Dallas County in 2015 had 432 “stores” that has payday credit, the third-most nationwide, based on Auburn college study. Tarrant state, with 329, rated #4, with Harris state number 1, and California’s la region #2.
Lone-star state’ lightweight regulating touch are a major reason why in 2015 their state received 23.1 % almost all payday-lending storage nationwide, says James Barth, a finance scholar who brought the Auburn studies. California, the # 2 athlete, got 12 percent, he says. “Things remain rather not certain currently about any authorized or regulatory adjustments a result of selection,” Barth said. Regulating changes like the CFPB’s suggested policies would hurt almost every other players in “alternative money,” an umbrella phase for around a half-dozen sorts of high-priced lending to the poor.

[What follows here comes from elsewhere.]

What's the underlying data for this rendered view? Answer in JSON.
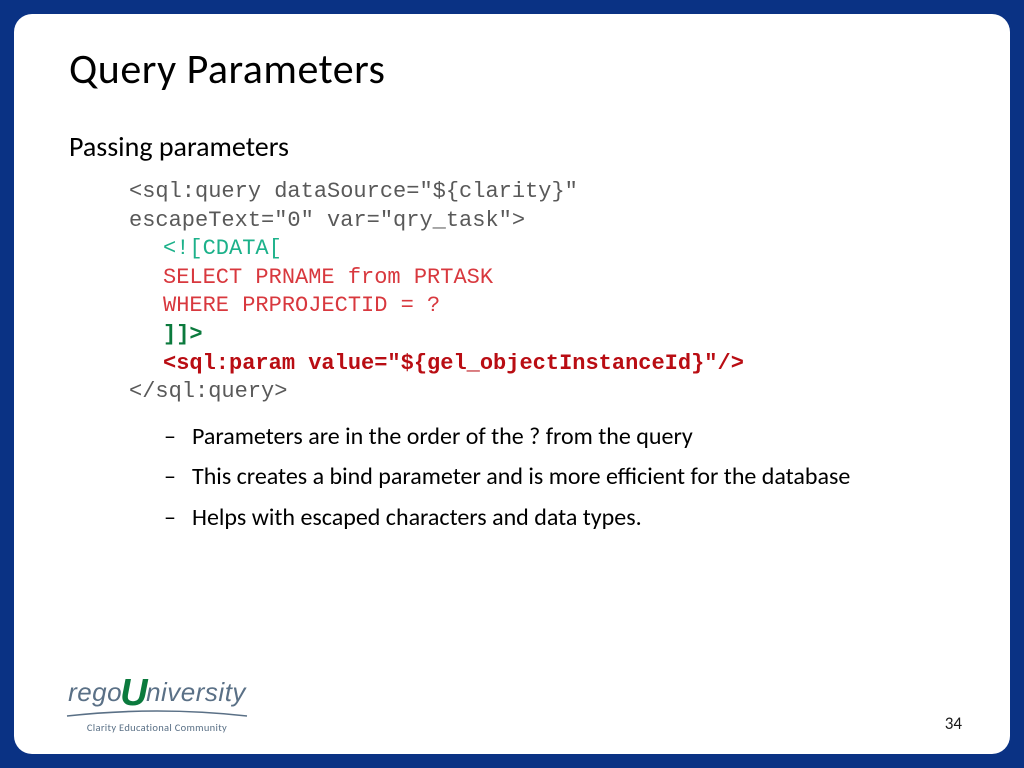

North Texas are a kingpin in renewable economic, home to characters like Fort Worth’s FirstCash (possibly the world’s greatest owner of pawn stores,) Irving’s ACE financial present (payday quick Chicago Heights payday loans loaning and look cashing,) and Dallas’ MoneyGram (income exchange). FirstCash, serve, and MoneyGram didn’t produce professionals readily available interviews.
Cab, Perhaps Not Train Locomotives
People incorporate payday lenders as an expedient method to incorporate break within budget, commonly of $500 or little. In 2015, to get $100 for a two-week financing, Colorado owners on average would publish a check for $123.53 to creditors, which cashed the inspections on the individual’s next paycheck, based on Appleseed information. On the average, the annualized number rate that Colorado owners efficiently pay out on payday and automotive title personal loans run between 200 per cent and 500 per cent, per Appleseed.
A 2007 information from Fordham legislation class compared payday advance loan to cab: cost-effective for brief specifications, certainly not the long run. Debtors usually discover complications with “rollovers,” in essence borrowing from the bank again to re-pay current credit. A Pew charity analysis in 2012 found payday individuals sign up for an annual regular of eight financial products of $375 apiece and invest $520 on attention.